[Component data from apps and pages]
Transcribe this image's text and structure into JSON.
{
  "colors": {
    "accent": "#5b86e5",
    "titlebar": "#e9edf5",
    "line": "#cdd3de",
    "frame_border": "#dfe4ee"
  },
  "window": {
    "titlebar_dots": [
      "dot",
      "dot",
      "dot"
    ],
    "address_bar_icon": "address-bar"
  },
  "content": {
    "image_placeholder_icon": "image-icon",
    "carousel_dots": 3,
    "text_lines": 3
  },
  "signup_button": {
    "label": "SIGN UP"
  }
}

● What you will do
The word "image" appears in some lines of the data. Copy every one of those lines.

● Written solution
Transcribe this image's text and structure into JSON.
    "image_placeholder_icon": "image-icon",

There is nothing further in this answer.